Saved entries
※ ※ ※
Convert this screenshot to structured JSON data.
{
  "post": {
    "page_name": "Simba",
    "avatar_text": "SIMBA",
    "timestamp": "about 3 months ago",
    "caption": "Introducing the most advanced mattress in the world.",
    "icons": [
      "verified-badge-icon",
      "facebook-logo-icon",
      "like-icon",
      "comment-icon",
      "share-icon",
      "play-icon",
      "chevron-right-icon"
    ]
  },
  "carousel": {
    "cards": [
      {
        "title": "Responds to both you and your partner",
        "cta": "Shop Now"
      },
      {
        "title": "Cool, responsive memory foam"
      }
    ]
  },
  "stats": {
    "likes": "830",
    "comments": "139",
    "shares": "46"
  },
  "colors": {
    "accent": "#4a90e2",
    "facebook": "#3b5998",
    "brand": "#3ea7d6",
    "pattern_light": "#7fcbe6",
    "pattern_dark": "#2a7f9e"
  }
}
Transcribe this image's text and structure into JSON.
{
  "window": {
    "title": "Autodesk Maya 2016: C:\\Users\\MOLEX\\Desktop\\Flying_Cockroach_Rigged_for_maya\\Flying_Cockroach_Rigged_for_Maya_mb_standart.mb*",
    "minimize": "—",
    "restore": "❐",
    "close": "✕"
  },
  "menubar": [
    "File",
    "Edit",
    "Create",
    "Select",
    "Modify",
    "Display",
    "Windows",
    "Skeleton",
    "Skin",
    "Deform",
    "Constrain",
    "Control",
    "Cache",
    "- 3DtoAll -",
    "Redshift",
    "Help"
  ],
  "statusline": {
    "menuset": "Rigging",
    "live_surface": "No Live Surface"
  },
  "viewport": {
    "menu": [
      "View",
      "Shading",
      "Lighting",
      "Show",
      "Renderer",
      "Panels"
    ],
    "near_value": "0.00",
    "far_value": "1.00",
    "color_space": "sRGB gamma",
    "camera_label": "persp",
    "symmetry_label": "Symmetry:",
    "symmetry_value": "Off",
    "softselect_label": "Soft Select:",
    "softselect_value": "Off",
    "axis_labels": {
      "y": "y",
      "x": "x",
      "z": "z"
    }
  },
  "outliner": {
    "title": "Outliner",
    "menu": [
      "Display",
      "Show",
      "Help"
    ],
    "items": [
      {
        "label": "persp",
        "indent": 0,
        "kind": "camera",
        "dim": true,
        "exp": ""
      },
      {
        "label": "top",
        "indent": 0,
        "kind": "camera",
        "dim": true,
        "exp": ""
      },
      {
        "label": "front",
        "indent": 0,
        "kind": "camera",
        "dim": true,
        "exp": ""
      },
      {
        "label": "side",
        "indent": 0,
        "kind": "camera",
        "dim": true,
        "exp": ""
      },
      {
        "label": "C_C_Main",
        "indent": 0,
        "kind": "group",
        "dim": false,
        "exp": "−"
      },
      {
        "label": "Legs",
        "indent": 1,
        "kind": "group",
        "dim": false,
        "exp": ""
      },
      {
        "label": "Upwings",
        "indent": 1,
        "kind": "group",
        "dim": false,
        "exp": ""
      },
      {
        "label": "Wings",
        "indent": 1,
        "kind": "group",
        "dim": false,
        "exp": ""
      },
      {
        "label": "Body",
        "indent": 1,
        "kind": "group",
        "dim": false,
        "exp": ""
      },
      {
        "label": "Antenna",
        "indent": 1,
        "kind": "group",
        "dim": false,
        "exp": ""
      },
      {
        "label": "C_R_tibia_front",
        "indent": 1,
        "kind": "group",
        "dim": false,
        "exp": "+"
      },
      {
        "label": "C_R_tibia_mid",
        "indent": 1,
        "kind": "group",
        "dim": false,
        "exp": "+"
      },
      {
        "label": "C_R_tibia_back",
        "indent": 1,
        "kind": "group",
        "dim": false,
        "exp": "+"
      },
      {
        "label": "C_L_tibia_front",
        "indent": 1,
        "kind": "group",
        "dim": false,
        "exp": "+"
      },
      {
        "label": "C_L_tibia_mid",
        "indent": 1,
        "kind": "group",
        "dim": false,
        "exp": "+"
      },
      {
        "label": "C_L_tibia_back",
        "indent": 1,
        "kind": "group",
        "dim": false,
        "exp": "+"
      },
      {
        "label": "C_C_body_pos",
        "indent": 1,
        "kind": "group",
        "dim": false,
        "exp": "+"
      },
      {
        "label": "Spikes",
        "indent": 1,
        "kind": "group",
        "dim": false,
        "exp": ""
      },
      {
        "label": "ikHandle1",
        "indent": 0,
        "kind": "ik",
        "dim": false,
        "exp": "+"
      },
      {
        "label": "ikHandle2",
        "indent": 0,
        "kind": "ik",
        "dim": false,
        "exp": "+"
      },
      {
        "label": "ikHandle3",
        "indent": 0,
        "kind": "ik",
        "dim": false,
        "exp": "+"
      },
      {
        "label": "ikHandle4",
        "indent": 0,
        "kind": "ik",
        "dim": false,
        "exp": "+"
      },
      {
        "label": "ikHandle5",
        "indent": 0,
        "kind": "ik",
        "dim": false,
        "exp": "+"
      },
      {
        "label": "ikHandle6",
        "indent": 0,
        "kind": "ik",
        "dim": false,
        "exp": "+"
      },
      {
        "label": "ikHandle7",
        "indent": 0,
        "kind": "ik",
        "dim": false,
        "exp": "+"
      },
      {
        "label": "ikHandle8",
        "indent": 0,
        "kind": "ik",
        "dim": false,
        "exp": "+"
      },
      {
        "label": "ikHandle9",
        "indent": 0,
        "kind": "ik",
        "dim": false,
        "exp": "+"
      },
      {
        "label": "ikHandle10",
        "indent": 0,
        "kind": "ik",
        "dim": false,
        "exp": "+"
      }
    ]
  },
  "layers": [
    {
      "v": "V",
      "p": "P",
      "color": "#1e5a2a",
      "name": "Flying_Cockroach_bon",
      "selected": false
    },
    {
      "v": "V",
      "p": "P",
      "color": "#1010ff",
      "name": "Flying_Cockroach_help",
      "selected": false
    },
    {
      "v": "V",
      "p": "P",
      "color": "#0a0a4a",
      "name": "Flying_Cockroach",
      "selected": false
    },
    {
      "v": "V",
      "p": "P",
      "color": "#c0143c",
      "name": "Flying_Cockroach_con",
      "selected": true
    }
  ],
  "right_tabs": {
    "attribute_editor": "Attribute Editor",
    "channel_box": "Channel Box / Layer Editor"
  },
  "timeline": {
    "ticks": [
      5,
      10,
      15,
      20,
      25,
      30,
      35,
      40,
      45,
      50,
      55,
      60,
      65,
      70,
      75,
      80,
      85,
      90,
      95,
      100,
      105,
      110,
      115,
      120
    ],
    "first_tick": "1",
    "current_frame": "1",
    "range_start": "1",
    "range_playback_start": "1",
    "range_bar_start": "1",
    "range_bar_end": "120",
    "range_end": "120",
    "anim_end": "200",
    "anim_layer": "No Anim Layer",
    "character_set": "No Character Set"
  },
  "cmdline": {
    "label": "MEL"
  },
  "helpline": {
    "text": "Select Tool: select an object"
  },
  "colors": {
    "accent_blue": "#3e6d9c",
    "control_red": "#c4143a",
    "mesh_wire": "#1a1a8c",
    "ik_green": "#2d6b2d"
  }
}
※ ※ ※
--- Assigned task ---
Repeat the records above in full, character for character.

--- Exercise solution ---
Convert this screenshot to structured JSON data.
{
  "post": {
    "page_name": "Simba",
    "avatar_text": "SIMBA",
    "timestamp": "about 3 months ago",
    "caption": "Introducing the most advanced mattress in the world.",
    "icons": [
      "verified-badge-icon",
      "facebook-logo-icon",
      "like-icon",
      "comment-icon",
      "share-icon",
      "play-icon",
      "chevron-right-icon"
    ]
  },
  "carousel": {
    "cards": [
      {
        "title": "Responds to both you and your partner",
        "cta": "Shop Now"
      },
      {
        "title": "Cool, responsive memory foam"
      }
    ]
  },
  "stats": {
    "likes": "830",
    "comments": "139",
    "shares": "46"
  },
  "colors": {
    "accent": "#4a90e2",
    "facebook": "#3b5998",
    "brand": "#3ea7d6",
    "pattern_light": "#7fcbe6",
    "pattern_dark": "#2a7f9e"
  }
}
Transcribe this image's text and structure into JSON.
{
  "window": {
    "title": "Autodesk Maya 2016: C:\\Users\\MOLEX\\Desktop\\Flying_Cockroach_Rigged_for_maya\\Flying_Cockroach_Rigged_for_Maya_mb_standart.mb*",
    "minimize": "—",
    "restore": "❐",
    "close": "✕"
  },
  "menubar": [
    "File",
    "Edit",
    "Create",
    "Select",
    "Modify",
    "Display",
    "Windows",
    "Skeleton",
    "Skin",
    "Deform",
    "Constrain",
    "Control",
    "Cache",
    "- 3DtoAll -",
    "Redshift",
    "Help"
  ],
  "statusline": {
    "menuset": "Rigging",
    "live_surface": "No Live Surface"
  },
  "viewport": {
    "menu": [
      "View",
      "Shading",
      "Lighting",
      "Show",
      "Renderer",
      "Panels"
    ],
    "near_value": "0.00",
    "far_value": "1.00",
    "color_space": "sRGB gamma",
    "camera_label": "persp",
    "symmetry_label": "Symmetry:",
    "symmetry_value": "Off",
    "softselect_label": "Soft Select:",
    "softselect_value": "Off",
    "axis_labels": {
      "y": "y",
      "x": "x",
      "z": "z"
    }
  },
  "outliner": {
    "title": "Outliner",
    "menu": [
      "Display",
      "Show",
      "Help"
    ],
    "items": [
      {
        "label": "persp",
        "indent": 0,
        "kind": "camera",
        "dim": true,
        "exp": ""
      },
      {
        "label": "top",
        "indent": 0,
        "kind": "camera",
        "dim": true,
        "exp": ""
      },
      {
        "label": "front",
        "indent": 0,
        "kind": "camera",
        "dim": true,
        "exp": ""
      },
      {
        "label": "side",
        "indent": 0,
        "kind": "camera",
        "dim": true,
        "exp": ""
      },
      {
        "label": "C_C_Main",
        "indent": 0,
        "kind": "group",
        "dim": false,
        "exp": "−"
      },
      {
        "label": "Legs",
        "indent": 1,
        "kind": "group",
        "dim": false,
        "exp": ""
      },
      {
        "label": "Upwings",
        "indent": 1,
        "kind": "group",
        "dim": false,
        "exp": ""
      },
      {
        "label": "Wings",
        "indent": 1,
        "kind": "group",
        "dim": false,
        "exp": ""
      },
      {
        "label": "Body",
        "indent": 1,
        "kind": "group",
        "dim": false,
        "exp": ""
      },
      {
        "label": "Antenna",
        "indent": 1,
        "kind": "group",
        "dim": false,
        "exp": ""
      },
      {
        "label": "C_R_tibia_front",
        "indent": 1,
        "kind": "group",
        "dim": false,
        "exp": "+"
      },
      {
        "label": "C_R_tibia_mid",
        "indent": 1,
        "kind": "group",
        "dim": false,
        "exp": "+"
      },
      {
        "label": "C_R_tibia_back",
        "indent": 1,
        "kind": "group",
        "dim": false,
        "exp": "+"
      },
      {
        "label": "C_L_tibia_front",
        "indent": 1,
        "kind": "group",
        "dim": false,
        "exp": "+"
      },
      {
        "label": "C_L_tibia_mid",
        "indent": 1,
        "kind": "group",
        "dim": false,
        "exp": "+"
      },
      {
        "label": "C_L_tibia_back",
        "indent": 1,
        "kind": "group",
        "dim": false,
        "exp": "+"
      },
      {
        "label": "C_C_body_pos",
        "indent": 1,
        "kind": "group",
        "dim": false,
        "exp": "+"
      },
      {
        "label": "Spikes",
        "indent": 1,
        "kind": "group",
        "dim": false,
        "exp": ""
      },
      {
        "label": "ikHandle1",
        "indent": 0,
        "kind": "ik",
        "dim": false,
        "exp": "+"
      },
      {
        "label": "ikHandle2",
        "indent": 0,
        "kind": "ik",
        "dim": false,
        "exp": "+"
      },
      {
        "label": "ikHandle3",
        "indent": 0,
        "kind": "ik",
        "dim": false,
        "exp": "+"
      },
      {
        "label": "ikHandle4",
        "indent": 0,
        "kind": "ik",
        "dim": false,
        "exp": "+"
      },
      {
        "label": "ikHandle5",
        "indent": 0,
        "kind": "ik",
        "dim": false,
        "exp": "+"
      },
      {
        "label": "ikHandle6",
        "indent": 0,
        "kind": "ik",
        "dim": false,
        "exp": "+"
      },
      {
        "label": "ikHandle7",
        "indent": 0,
        "kind": "ik",
        "dim": false,
        "exp": "+"
      },
      {
        "label": "ikHandle8",
        "indent": 0,
        "kind": "ik",
        "dim": false,
        "exp": "+"
      },
      {
        "label": "ikHandle9",
        "indent": 0,
        "kind": "ik",
        "dim": false,
        "exp": "+"
      },
      {
        "label": "ikHandle10",
        "indent": 0,
        "kind": "ik",
        "dim": false,
        "exp": "+"
      }
    ]
  },
  "layers": [
    {
      "v": "V",
      "p": "P",
      "color": "#1e5a2a",
      "name": "Flying_Cockroach_bon",
      "selected": false
    },
    {
      "v": "V",
      "p": "P",
      "color": "#1010ff",
      "name": "Flying_Cockroach_help",
      "selected": false
    },
    {
      "v": "V",
      "p": "P",
      "color": "#0a0a4a",
      "name": "Flying_Cockroach",
      "selected": false
    },
    {
      "v": "V",
      "p": "P",
      "color": "#c0143c",
      "name": "Flying_Cockroach_con",
      "selected": true
    }
  ],
  "right_tabs": {
    "attribute_editor": "Attribute Editor",
    "channel_box": "Channel Box / Layer Editor"
  },
  "timeline": {
    "ticks": [
      5,
      10,
      15,
      20,
      25,
      30,
      35,
      40,
      45,
      50,
      55,
      60,
      65,
      70,
      75,
      80,
      85,
      90,
      95,
      100,
      105,
      110,
      115,
      120
    ],
    "first_tick": "1",
    "current_frame": "1",
    "range_start": "1",
    "range_playback_start": "1",
    "range_bar_start": "1",
    "range_bar_end": "120",
    "range_end": "120",
    "anim_end": "200",
    "anim_layer": "No Anim Layer",
    "character_set": "No Character Set"
  },
  "cmdline": {
    "label": "MEL"
  },
  "helpline": {
    "text": "Select Tool: select an object"
  },
  "colors": {
    "accent_blue": "#3e6d9c",
    "control_red": "#c4143a",
    "mesh_wire": "#1a1a8c",
    "ik_green": "#2d6b2d"
  }
}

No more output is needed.